Writing about a character's problems can unearth a ton of old ghosts of our own. How did you go about navigating your past and finding the inspiration for the character of Peggy Sue? Did you ever find her problems difficult to confront due to them being too close to home?
All writers draw upon some portion of ourselves, no matter how small. Part of my own journey was to recognize that I was holding back. In a pivotal conversation with the wonderful children’s and YA writer, Janet Fox, it occurred to me that Hawaii was the antagonist of the story. I love Hawaii. It is my home. I told Janet that I did not want it to be the antagonist.
“I know,” she said in a soft voice. “But in the end,” Janet said brightly, “Hawaii isn’t the antagonist.”
True. But. I realized not only had I been protecting Peggy Sue, I’d been protecting Hawaii.

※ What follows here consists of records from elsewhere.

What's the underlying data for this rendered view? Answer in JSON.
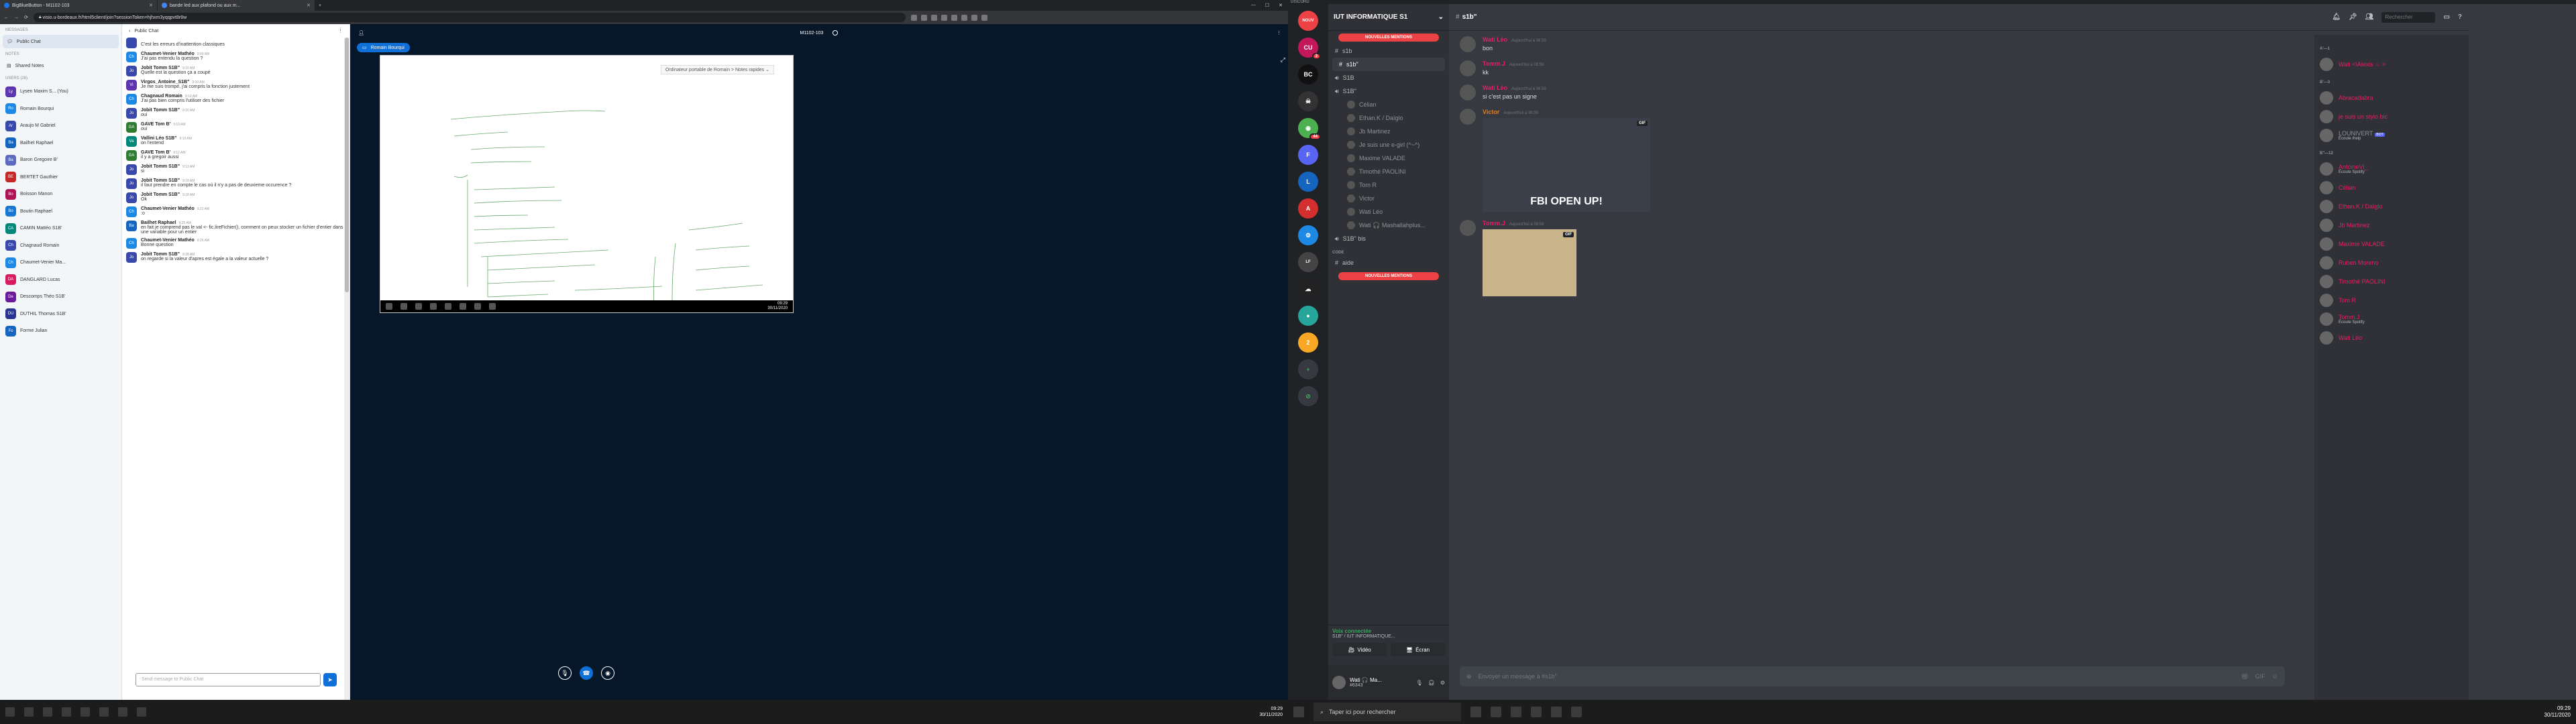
{
  "browser": {
    "tabs": [
      {
        "label": "BigBlueButton - M1102-103"
      },
      {
        "label": "bande led aux plafond ou aux m..."
      }
    ],
    "url": "visio.u-bordeaux.fr/html5client/join?sessionToken=hjhxm3yqqpvt8r8w"
  },
  "bbb": {
    "sidebar": {
      "messages_heading": "MESSAGES",
      "public_chat": "Public Chat",
      "notes_heading": "NOTES",
      "shared_notes": "Shared Notes",
      "users_heading": "USERS (28)",
      "users": [
        {
          "initials": "Ly",
          "name": "Lysen Maxim S... (You)",
          "color": "#5e35b1"
        },
        {
          "initials": "Ro",
          "name": "Romain Bourqui",
          "color": "#1e88e5"
        },
        {
          "initials": "Ar",
          "name": "Araujo M Gabriel",
          "color": "#3949ab"
        },
        {
          "initials": "Ba",
          "name": "Bailhet Raphael",
          "color": "#1565c0"
        },
        {
          "initials": "Ba",
          "name": "Baron Gregoire B'",
          "color": "#5c6bc0"
        },
        {
          "initials": "BE",
          "name": "BERTET Gauthier",
          "color": "#c62828"
        },
        {
          "initials": "Bo",
          "name": "Boisson Manon",
          "color": "#ad1457"
        },
        {
          "initials": "Bo",
          "name": "Boutin Raphael",
          "color": "#1976d2"
        },
        {
          "initials": "CA",
          "name": "CAMIN Mattéo S1B'",
          "color": "#00897b"
        },
        {
          "initials": "Ch",
          "name": "Chagnaud Romain",
          "color": "#3949ab"
        },
        {
          "initials": "Ch",
          "name": "Chaumet-Venier Ma...",
          "color": "#1e88e5"
        },
        {
          "initials": "DA",
          "name": "DANGLARD Lucas",
          "color": "#d81b60"
        },
        {
          "initials": "De",
          "name": "Descomps Théo S1B'",
          "color": "#6a1b9a"
        },
        {
          "initials": "DU",
          "name": "DUTHIL Thomas S1B'",
          "color": "#283593"
        },
        {
          "initials": "Fo",
          "name": "Forme Julian",
          "color": "#1565c0"
        }
      ]
    },
    "chat": {
      "title": "Public Chat",
      "messages": [
        {
          "initials": "",
          "color": "#3949ab",
          "name": "",
          "time": "",
          "text": "C'est les erreurs d'inattention classiques"
        },
        {
          "initials": "Ch",
          "color": "#1e88e5",
          "name": "Chaumet-Venier Mathéo",
          "time": "9:09 AM",
          "text": "J'ai pas entendu la question ?"
        },
        {
          "initials": "Jo",
          "color": "#3949ab",
          "name": "Jobit Tomm S1B\"",
          "time": "9:10 AM",
          "text": "Quelle est la question ça a coupé"
        },
        {
          "initials": "Vi",
          "color": "#5e35b1",
          "name": "Virgos_Antoine_S1B\"",
          "time": "9:10 AM",
          "text": "Je me suis trompé, j'ai compris la fonction justement"
        },
        {
          "initials": "Ch",
          "color": "#1e88e5",
          "name": "Chagnaud Romain",
          "time": "9:10 AM",
          "text": "J'ai pas bien compris l'utiliser des fichier"
        },
        {
          "initials": "Jo",
          "color": "#3949ab",
          "name": "Jobit Tomm S1B\"",
          "time": "9:10 AM",
          "text": "oui"
        },
        {
          "initials": "GA",
          "color": "#2e7d32",
          "name": "GAVE Tom B'",
          "time": "9:10 AM",
          "text": "oui"
        },
        {
          "initials": "Va",
          "color": "#00897b",
          "name": "Vallini Léo S1B\"",
          "time": "9:10 AM",
          "text": "on l'entend"
        },
        {
          "initials": "GA",
          "color": "#2e7d32",
          "name": "GAVE Tom B'",
          "time": "9:12 AM",
          "text": "il y a gregoir aussi"
        },
        {
          "initials": "Jo",
          "color": "#3949ab",
          "name": "Jobit Tomm S1B\"",
          "time": "9:13 AM",
          "text": "si"
        },
        {
          "initials": "Jo",
          "color": "#3949ab",
          "name": "Jobit Tomm S1B\"",
          "time": "9:18 AM",
          "text": "il faut prendre en compte le cas où il n'y a pas de deuxieme occurence ?"
        },
        {
          "initials": "Jo",
          "color": "#3949ab",
          "name": "Jobit Tomm S1B\"",
          "time": "9:18 AM",
          "text": "Ok"
        },
        {
          "initials": "Ch",
          "color": "#1e88e5",
          "name": "Chaumet-Venier Mathéo",
          "time": "9:22 AM",
          "text": ":o"
        },
        {
          "initials": "Ba",
          "color": "#1565c0",
          "name": "Bailhet Raphael",
          "time": "9:25 AM",
          "text": "en fait je comprend pas le val <- fic.lireFichier(), comment on peux stocker un fichier d'entier dans une variable pour un entier"
        },
        {
          "initials": "Ch",
          "color": "#1e88e5",
          "name": "Chaumet-Venier Mathéo",
          "time": "9:26 AM",
          "text": "Bonne question"
        },
        {
          "initials": "Jo",
          "color": "#3949ab",
          "name": "Jobit Tomm S1B\"",
          "time": "9:28 AM",
          "text": "on regarde si la valeur d'apres est égale a la valeur actuelle ?"
        }
      ],
      "input_placeholder": "Send message to Public Chat"
    },
    "main": {
      "room": "M1102-103",
      "presenter": "Romain Bourqui",
      "notes_dropdown": "Ordinateur portable de Romain > Notes rapides",
      "slide_clock_time": "09:29",
      "slide_clock_date": "30/11/2020"
    },
    "taskbar": {
      "time": "09:29",
      "date": "30/11/2020"
    }
  },
  "discord": {
    "topbar": "DISCORD",
    "server_name": "IUT INFORMATIQUE S1",
    "new_mentions": "NOUVELLES MENTIONS",
    "channels": [
      "s1b",
      "s1b\"",
      "S1B",
      "S1B\""
    ],
    "voice_users": [
      "Célian",
      "Ethan.K / Daïglo",
      "Jb Martinez",
      "Je suis une e-girl (^~^)",
      "Maxime VALADE",
      "Timothé PAOLINI",
      "Tom R",
      "Victor",
      "Wati Léo",
      "Wati 🎧 Mashallahplus..."
    ],
    "channel_after": "S1B\" bis",
    "category": "CODE",
    "channel_cut": "aide",
    "voice_connected": "Voix connectée",
    "voice_server": "S1B\" / IUT INFORMATIQUE...",
    "video_btn": "Vidéo",
    "screen_btn": "Écran",
    "me_name": "Wati 🎧 Ma...",
    "me_tag": "#6343",
    "channel_title": "s1b\"",
    "search_placeholder": "Rechercher",
    "messages": [
      {
        "name": "Wati Léo",
        "color": "#e91e63",
        "time": "Aujourd'hui à 08:59",
        "text": "bon",
        "gif": ""
      },
      {
        "name": "Tomm.J",
        "color": "#e91e63",
        "time": "Aujourd'hui à 08:59",
        "text": "kk",
        "gif": ""
      },
      {
        "name": "Wati Léo",
        "color": "#e91e63",
        "time": "Aujourd'hui à 08:59",
        "text": "si c'est pas un signe",
        "gif": ""
      },
      {
        "name": "Victor",
        "color": "#e67e22",
        "time": "Aujourd'hui à 08:59",
        "text": "",
        "gif": "FBI OPEN UP!"
      },
      {
        "name": "Tomm.J",
        "color": "#e91e63",
        "time": "Aujourd'hui à 08:59",
        "text": "",
        "gif": "anime"
      }
    ],
    "composer_placeholder": "Envoyer un message à #s1b\"",
    "member_groups": [
      {
        "label": "A'—1",
        "members": [
          {
            "name": "Wati <\\Alexis ♤ >",
            "color": "#e91e63",
            "status": ""
          }
        ]
      },
      {
        "label": "B'—3",
        "members": [
          {
            "name": "Abracadabra",
            "color": "#e91e63",
            "status": ""
          },
          {
            "name": "je suis un stylo bic",
            "color": "#e91e63",
            "status": ""
          },
          {
            "name": "LOUNIVERT",
            "color": "#8e9297",
            "status": "Écoute /help",
            "bot": "BOT"
          }
        ]
      },
      {
        "label": "B\"—12",
        "members": [
          {
            "name": "AntoineVi_",
            "color": "#e91e63",
            "status": "Écoute Spotify"
          },
          {
            "name": "Célian",
            "color": "#e91e63",
            "status": ""
          },
          {
            "name": "Ethan.K / Daïglo",
            "color": "#e91e63",
            "status": ""
          },
          {
            "name": "Jb Martinez",
            "color": "#e91e63",
            "status": ""
          },
          {
            "name": "Maxime VALADE",
            "color": "#e91e63",
            "status": ""
          },
          {
            "name": "Ruben Moreno",
            "color": "#e91e63",
            "status": ""
          },
          {
            "name": "Timothé PAOLINI",
            "color": "#e91e63",
            "status": ""
          },
          {
            "name": "Tom R",
            "color": "#e91e63",
            "status": ""
          },
          {
            "name": "Tomm.J",
            "color": "#e91e63",
            "status": "Écoute Spotify"
          },
          {
            "name": "Wati Léo",
            "color": "#e91e63",
            "status": ""
          }
        ]
      }
    ],
    "taskbar": {
      "search": "Taper ici pour rechercher",
      "time": "09:29",
      "date": "30/11/2020"
    }
  }
}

In the end, both would have to stand up for themselves.
What advice would you give to a writer who is struggling to separate their reality from their fictional character? How can we protect ourselves emotionally if a character reminds us too much of ourselves?
You are not your character. But there may be parts of her that resonate with you.
So my answer may surprise you—don’t separate. This is where you will find the gold.
It’s way scary.
It took me years to get to the point where I could do this. Years.
What was the most useful lesson you learned while writing this book? If you could go back and talk to the you who is about to begin writing, how would you warn or arm her against the difficulties ahead?
My big takeaway? Go there emotionally.
Breathe. Trust the process. It’s going to take as long as it takes. It’s all about revision, going deeper. About finding the heart of the story. About discovering what your characters really want.
Tim Wynne-Jones says, “The answers are in your writing.” He posits that we give ourselves clues to unlocking the mysteries of our own work. It’s our job to look carefully, to look differently, until we discover them.
Amen to that, Anne. Thank you for your wonderfully insightful answers!
To celebrate the release of Anywhere But Paradise, we are giving away a signed copy to a lucky winner! Enter the draw through the Rafflecopter below for a chance to win this beautifully written book!
ANNE BUSTARD is a beach girl at heart. If she could, she would walk in the sand every day, wear flip-flops, and eat nothing but fresh pineapple, macadamia nuts and chocolate. She is the author of the award-winning picture book Buddy: The Story of Buddy Holly (Paula Wiseman Books/Simon & Schuster Books for Young Readers). Her debut middle grade historical novel Anywhere But Paradise (Egmont Publishing) is out on March 31, 2015. She lives in Austin, Texas.